Content starts

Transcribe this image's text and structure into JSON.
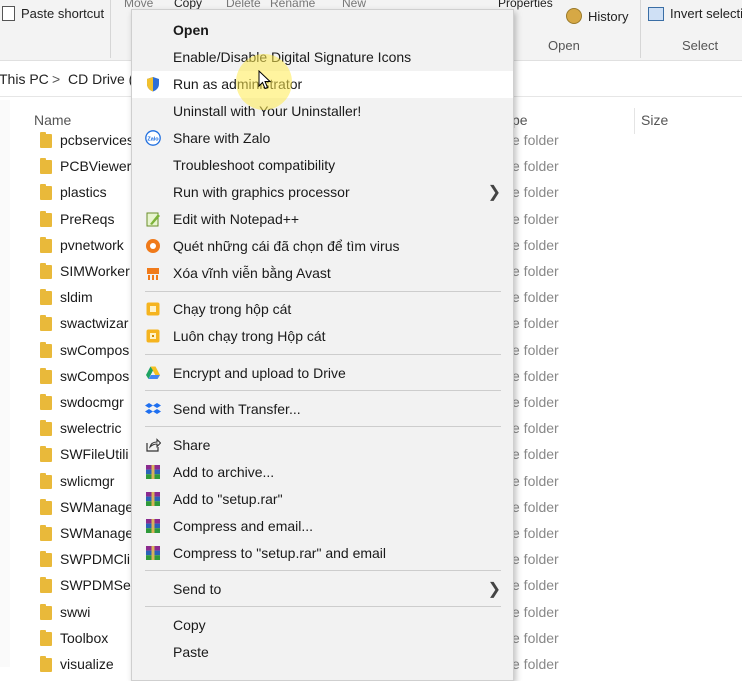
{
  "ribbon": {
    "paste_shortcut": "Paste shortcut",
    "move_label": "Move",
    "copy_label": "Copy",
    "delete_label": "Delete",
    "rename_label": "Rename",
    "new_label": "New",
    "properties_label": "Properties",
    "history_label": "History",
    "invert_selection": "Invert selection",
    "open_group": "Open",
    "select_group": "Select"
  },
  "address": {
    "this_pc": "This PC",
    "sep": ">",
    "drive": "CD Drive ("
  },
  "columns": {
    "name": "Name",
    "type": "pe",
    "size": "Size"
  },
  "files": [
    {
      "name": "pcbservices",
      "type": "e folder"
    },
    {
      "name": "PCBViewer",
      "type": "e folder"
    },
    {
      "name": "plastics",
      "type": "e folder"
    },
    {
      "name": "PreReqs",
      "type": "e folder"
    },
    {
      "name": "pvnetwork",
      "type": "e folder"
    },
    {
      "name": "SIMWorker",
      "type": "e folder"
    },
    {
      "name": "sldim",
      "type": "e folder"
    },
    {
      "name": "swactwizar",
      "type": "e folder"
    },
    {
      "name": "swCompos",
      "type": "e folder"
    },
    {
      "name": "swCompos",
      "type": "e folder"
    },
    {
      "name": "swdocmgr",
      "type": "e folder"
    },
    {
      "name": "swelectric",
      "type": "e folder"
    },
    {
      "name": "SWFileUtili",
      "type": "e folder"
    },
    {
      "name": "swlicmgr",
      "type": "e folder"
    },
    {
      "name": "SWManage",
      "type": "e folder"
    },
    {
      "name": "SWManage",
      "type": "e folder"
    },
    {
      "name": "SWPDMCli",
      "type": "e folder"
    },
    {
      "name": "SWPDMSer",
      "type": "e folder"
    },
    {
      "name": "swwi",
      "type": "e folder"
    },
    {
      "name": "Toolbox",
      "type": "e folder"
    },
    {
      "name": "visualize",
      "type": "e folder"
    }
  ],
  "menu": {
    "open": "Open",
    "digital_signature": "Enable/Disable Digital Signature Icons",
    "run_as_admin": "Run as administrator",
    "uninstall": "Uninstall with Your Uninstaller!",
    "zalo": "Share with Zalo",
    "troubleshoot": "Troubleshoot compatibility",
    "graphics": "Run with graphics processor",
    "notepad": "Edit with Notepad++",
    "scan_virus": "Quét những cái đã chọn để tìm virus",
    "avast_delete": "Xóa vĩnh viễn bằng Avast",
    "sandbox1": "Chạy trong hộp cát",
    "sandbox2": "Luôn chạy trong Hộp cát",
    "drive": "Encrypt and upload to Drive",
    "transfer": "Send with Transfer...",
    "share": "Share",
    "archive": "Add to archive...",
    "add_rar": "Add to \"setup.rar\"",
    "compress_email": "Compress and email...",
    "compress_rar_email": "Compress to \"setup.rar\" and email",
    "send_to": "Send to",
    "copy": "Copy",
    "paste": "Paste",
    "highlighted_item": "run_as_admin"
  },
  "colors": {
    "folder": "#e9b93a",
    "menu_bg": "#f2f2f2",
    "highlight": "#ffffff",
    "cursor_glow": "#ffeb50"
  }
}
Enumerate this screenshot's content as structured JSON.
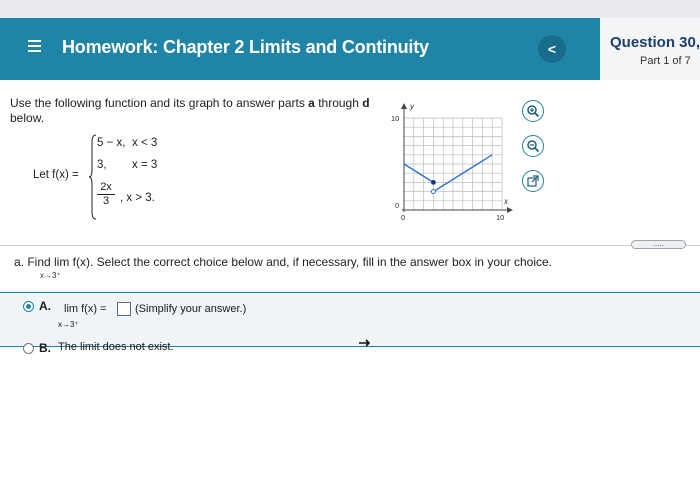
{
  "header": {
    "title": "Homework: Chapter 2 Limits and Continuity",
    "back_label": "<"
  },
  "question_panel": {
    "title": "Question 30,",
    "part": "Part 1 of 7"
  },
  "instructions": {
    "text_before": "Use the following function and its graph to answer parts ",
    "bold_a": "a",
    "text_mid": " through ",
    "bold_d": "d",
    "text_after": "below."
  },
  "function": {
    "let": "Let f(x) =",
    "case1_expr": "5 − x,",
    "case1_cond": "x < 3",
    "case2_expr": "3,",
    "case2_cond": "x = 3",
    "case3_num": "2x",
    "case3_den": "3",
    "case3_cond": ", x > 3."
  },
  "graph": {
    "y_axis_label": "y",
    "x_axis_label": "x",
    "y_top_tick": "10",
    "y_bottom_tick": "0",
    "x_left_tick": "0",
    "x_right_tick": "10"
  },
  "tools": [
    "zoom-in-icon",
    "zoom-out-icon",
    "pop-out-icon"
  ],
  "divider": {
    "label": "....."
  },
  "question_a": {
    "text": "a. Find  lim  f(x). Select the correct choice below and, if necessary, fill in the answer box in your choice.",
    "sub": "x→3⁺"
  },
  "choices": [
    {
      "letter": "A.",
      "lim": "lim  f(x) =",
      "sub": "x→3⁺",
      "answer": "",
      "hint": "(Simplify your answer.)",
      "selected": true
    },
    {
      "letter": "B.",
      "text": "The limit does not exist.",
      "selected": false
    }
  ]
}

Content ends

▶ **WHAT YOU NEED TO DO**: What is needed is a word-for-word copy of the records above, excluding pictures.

▶ **RESULT OF THIS TASK**:
Transcribe this image's text and structure into JSON.
{
  "ribbon": {
    "paste_shortcut": "Paste shortcut",
    "move_label": "Move",
    "copy_label": "Copy",
    "delete_label": "Delete",
    "rename_label": "Rename",
    "new_label": "New",
    "properties_label": "Properties",
    "history_label": "History",
    "invert_selection": "Invert selection",
    "open_group": "Open",
    "select_group": "Select"
  },
  "address": {
    "this_pc": "This PC",
    "sep": ">",
    "drive": "CD Drive ("
  },
  "columns": {
    "name": "Name",
    "type": "pe",
    "size": "Size"
  },
  "files": [
    {
      "name": "pcbservices",
      "type": "e folder"
    },
    {
      "name": "PCBViewer",
      "type": "e folder"
    },
    {
      "name": "plastics",
      "type": "e folder"
    },
    {
      "name": "PreReqs",
      "type": "e folder"
    },
    {
      "name": "pvnetwork",
      "type": "e folder"
    },
    {
      "name": "SIMWorker",
      "type": "e folder"
    },
    {
      "name": "sldim",
      "type": "e folder"
    },
    {
      "name": "swactwizar",
      "type": "e folder"
    },
    {
      "name": "swCompos",
      "type": "e folder"
    },
    {
      "name": "swCompos",
      "type": "e folder"
    },
    {
      "name": "swdocmgr",
      "type": "e folder"
    },
    {
      "name": "swelectric",
      "type": "e folder"
    },
    {
      "name": "SWFileUtili",
      "type": "e folder"
    },
    {
      "name": "swlicmgr",
      "type": "e folder"
    },
    {
      "name": "SWManage",
      "type": "e folder"
    },
    {
      "name": "SWManage",
      "type": "e folder"
    },
    {
      "name": "SWPDMCli",
      "type": "e folder"
    },
    {
      "name": "SWPDMSer",
      "type": "e folder"
    },
    {
      "name": "swwi",
      "type": "e folder"
    },
    {
      "name": "Toolbox",
      "type": "e folder"
    },
    {
      "name": "visualize",
      "type": "e folder"
    }
  ],
  "menu": {
    "open": "Open",
    "digital_signature": "Enable/Disable Digital Signature Icons",
    "run_as_admin": "Run as administrator",
    "uninstall": "Uninstall with Your Uninstaller!",
    "zalo": "Share with Zalo",
    "troubleshoot": "Troubleshoot compatibility",
    "graphics": "Run with graphics processor",
    "notepad": "Edit with Notepad++",
    "scan_virus": "Quét những cái đã chọn để tìm virus",
    "avast_delete": "Xóa vĩnh viễn bằng Avast",
    "sandbox1": "Chạy trong hộp cát",
    "sandbox2": "Luôn chạy trong Hộp cát",
    "drive": "Encrypt and upload to Drive",
    "transfer": "Send with Transfer...",
    "share": "Share",
    "archive": "Add to archive...",
    "add_rar": "Add to \"setup.rar\"",
    "compress_email": "Compress and email...",
    "compress_rar_email": "Compress to \"setup.rar\" and email",
    "send_to": "Send to",
    "copy": "Copy",
    "paste": "Paste",
    "highlighted_item": "run_as_admin"
  },
  "colors": {
    "folder": "#e9b93a",
    "menu_bg": "#f2f2f2",
    "highlight": "#ffffff",
    "cursor_glow": "#ffeb50"
  }
}
Enumerate this screenshot's content as structured JSON.
{
  "header": {
    "title": "Homework: Chapter 2 Limits and Continuity",
    "back_label": "<"
  },
  "question_panel": {
    "title": "Question 30,",
    "part": "Part 1 of 7"
  },
  "instructions": {
    "text_before": "Use the following function and its graph to answer parts ",
    "bold_a": "a",
    "text_mid": " through ",
    "bold_d": "d",
    "text_after": "below."
  },
  "function": {
    "let": "Let f(x) =",
    "case1_expr": "5 − x,",
    "case1_cond": "x < 3",
    "case2_expr": "3,",
    "case2_cond": "x = 3",
    "case3_num": "2x",
    "case3_den": "3",
    "case3_cond": ", x > 3."
  },
  "graph": {
    "y_axis_label": "y",
    "x_axis_label": "x",
    "y_top_tick": "10",
    "y_bottom_tick": "0",
    "x_left_tick": "0",
    "x_right_tick": "10"
  },
  "tools": [
    "zoom-in-icon",
    "zoom-out-icon",
    "pop-out-icon"
  ],
  "divider": {
    "label": "....."
  },
  "question_a": {
    "text": "a. Find  lim  f(x). Select the correct choice below and, if necessary, fill in the answer box in your choice.",
    "sub": "x→3⁺"
  },
  "choices": [
    {
      "letter": "A.",
      "lim": "lim  f(x) =",
      "sub": "x→3⁺",
      "answer": "",
      "hint": "(Simplify your answer.)",
      "selected": true
    },
    {
      "letter": "B.",
      "text": "The limit does not exist.",
      "selected": false
    }
  ]
}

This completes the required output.